Thanks to increased efforts by local and international organisations, some children have been spared this experience. Police say they have been more proactive since workshops by the IOM, UNICEF and local NGOs informed police, regional governments and local leaders that the unauthorised movement of minors across borders is a crime. That message has trickled down to the village level; the latest arrests were the result of a villager’s tip-off to police.
“We want to fight this. We want our children to remain in our homeland,” said Ousmane Baldé, public protection officer in the women and children section of the regional police force of Bafatà. Police have intercepted 301 children en route to Senegal from the Bafatà and Gabù regions this year.
”…We want to fight this. We want our children to remain in our homeland…”
The fight is also happening on other fronts. The group SOS-Talibé Children has been trying to dispel a popular belief that begging shapes a young boy’s character by teaching him humility. Giving alms is also a requirement in Islam.
“Our weapon [to convince people] is the Koran. It is not an Islamic obligation to exploit children or to send them only to the Koranic schools,” said coordinator Malam Bau Ciro, whose father was a Koranic teacher. Ciro has translated the Koran into Portuguese, Guinea-Bissau’s official language, in order to support his assertions.
With the help of the NGO Plan International, SOS-Talibé runs a school that teaches both Arabic and Portuguese, both the Koran and traditional subjects like math. Plan International has also built five such schools and is supporting another 35, in which the original Koranic teachers are complemented by instructors who teach other material.
Despite the efforts, the movement of children from Guinea-Bissau continues and may even be on the rise, some local associations say. UNICEF estimated in a 2003 report that every year close to 400,000 African children are victims of trafficking for domestic work, sexual exploitation, to work in shops or on farms or to be scavengers and street hawkers.

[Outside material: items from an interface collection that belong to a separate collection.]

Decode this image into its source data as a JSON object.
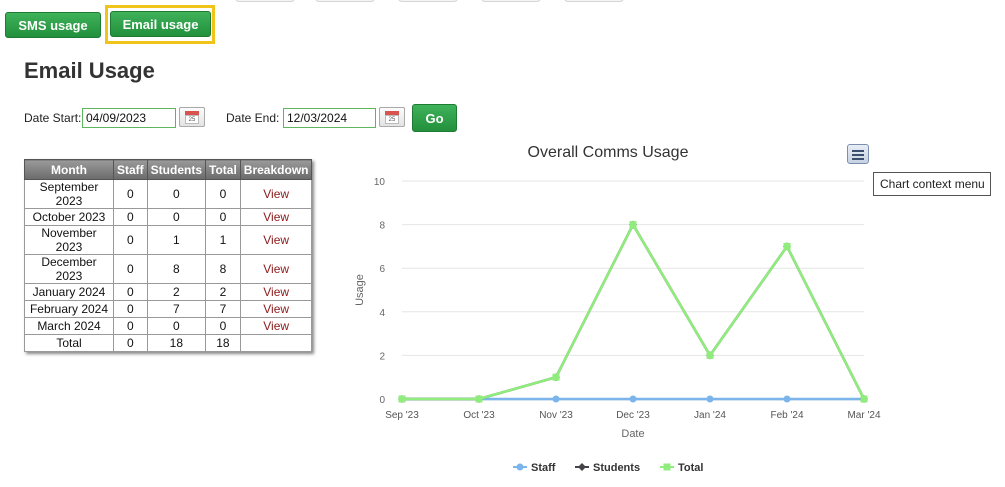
{
  "tabs": {
    "sms_label": "SMS usage",
    "email_label": "Email usage"
  },
  "page": {
    "title": "Email Usage"
  },
  "filters": {
    "date_start_label": "Date Start:",
    "date_start_value": "04/09/2023",
    "date_end_label": "Date End:",
    "date_end_value": "12/03/2024",
    "go_label": "Go",
    "calendar_day": "25"
  },
  "table": {
    "headers": [
      "Month",
      "Staff",
      "Students",
      "Total",
      "Breakdown"
    ],
    "rows": [
      [
        "September 2023",
        "0",
        "0",
        "0",
        "View"
      ],
      [
        "October 2023",
        "0",
        "0",
        "0",
        "View"
      ],
      [
        "November 2023",
        "0",
        "1",
        "1",
        "View"
      ],
      [
        "December 2023",
        "0",
        "8",
        "8",
        "View"
      ],
      [
        "January 2024",
        "0",
        "2",
        "2",
        "View"
      ],
      [
        "February 2024",
        "0",
        "7",
        "7",
        "View"
      ],
      [
        "March 2024",
        "0",
        "0",
        "0",
        "View"
      ]
    ],
    "total_row": [
      "Total",
      "0",
      "18",
      "18",
      ""
    ]
  },
  "chart_menu": {
    "tooltip": "Chart context menu",
    "icon": "hamburger-menu-icon"
  },
  "chart_data": {
    "type": "line",
    "title": "Overall Comms Usage",
    "xlabel": "Date",
    "ylabel": "Usage",
    "categories": [
      "Sep '23",
      "Oct '23",
      "Nov '23",
      "Dec '23",
      "Jan '24",
      "Feb '24",
      "Mar '24"
    ],
    "ylim": [
      0,
      10
    ],
    "yticks": [
      0,
      2,
      4,
      6,
      8,
      10
    ],
    "grid": true,
    "legend": "bottom-center",
    "series": [
      {
        "name": "Staff",
        "values": [
          0,
          0,
          0,
          0,
          0,
          0,
          0
        ],
        "color": "#7cb5ec",
        "marker": "circle"
      },
      {
        "name": "Students",
        "values": [
          0,
          0,
          1,
          8,
          2,
          7,
          0
        ],
        "color": "#434348",
        "marker": "diamond"
      },
      {
        "name": "Total",
        "values": [
          0,
          0,
          1,
          8,
          2,
          7,
          0
        ],
        "color": "#90ed7d",
        "marker": "square"
      }
    ]
  }
}
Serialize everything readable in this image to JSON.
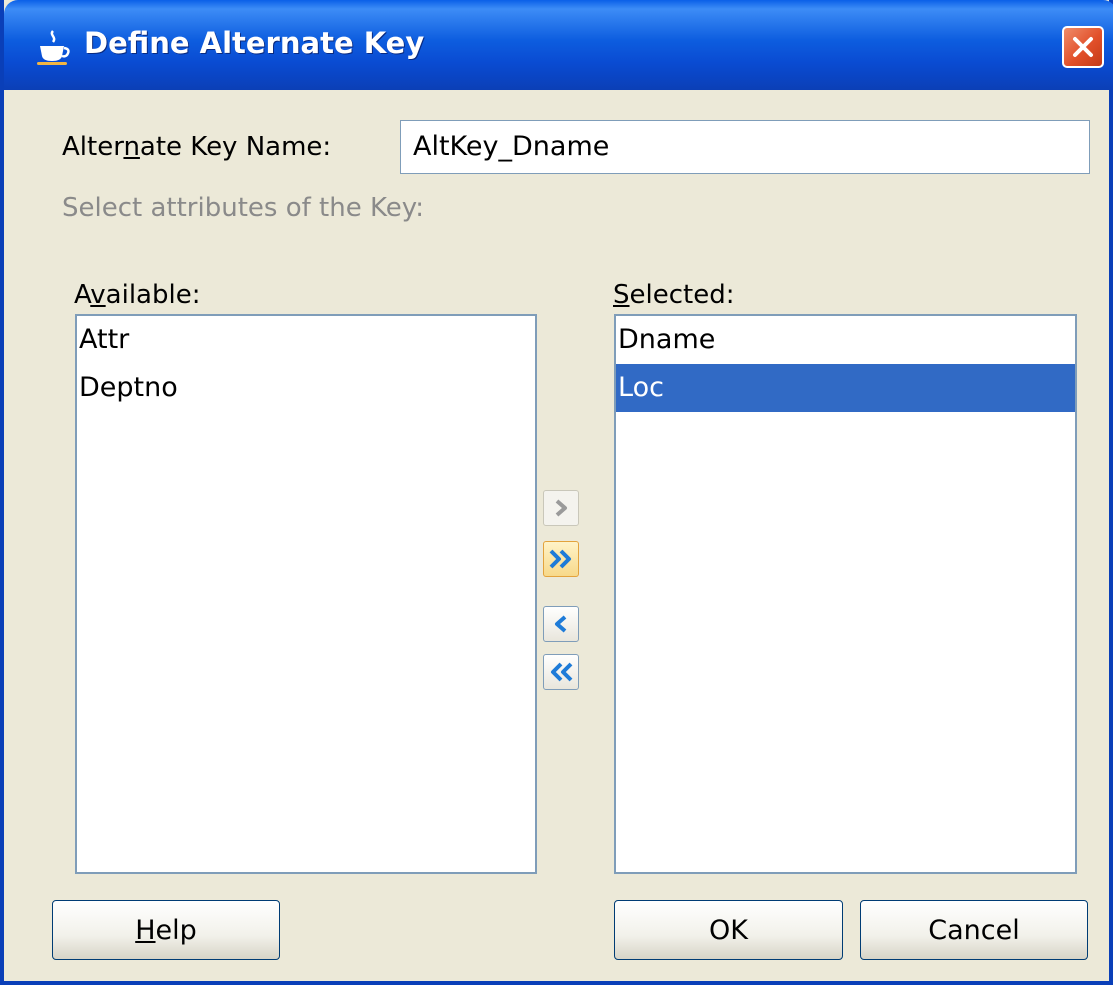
{
  "window": {
    "title": "Define Alternate Key"
  },
  "form": {
    "name_label_pre": "Alter",
    "name_label_mnemonic": "n",
    "name_label_post": "ate Key Name:",
    "name_value": "AltKey_Dname",
    "select_hint": "Select attributes of the Key:"
  },
  "available": {
    "label_pre": "A",
    "label_mnemonic": "v",
    "label_post": "ailable:",
    "items": [
      "Attr",
      "Deptno"
    ]
  },
  "selected": {
    "label_mnemonic": "S",
    "label_post": "elected:",
    "items": [
      "Dname",
      "Loc"
    ],
    "selected_item": "Loc"
  },
  "shuttle": {
    "add": "add-icon",
    "add_all": "add-all-icon",
    "remove": "remove-icon",
    "remove_all": "remove-all-icon"
  },
  "buttons": {
    "help_mnemonic": "H",
    "help_post": "elp",
    "ok": "OK",
    "cancel": "Cancel"
  },
  "colors": {
    "titlebar": "#0a4bd2",
    "selection": "#316ac5",
    "close": "#e2502a"
  }
}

* Jorge’s real name has been withheld to protect his identity.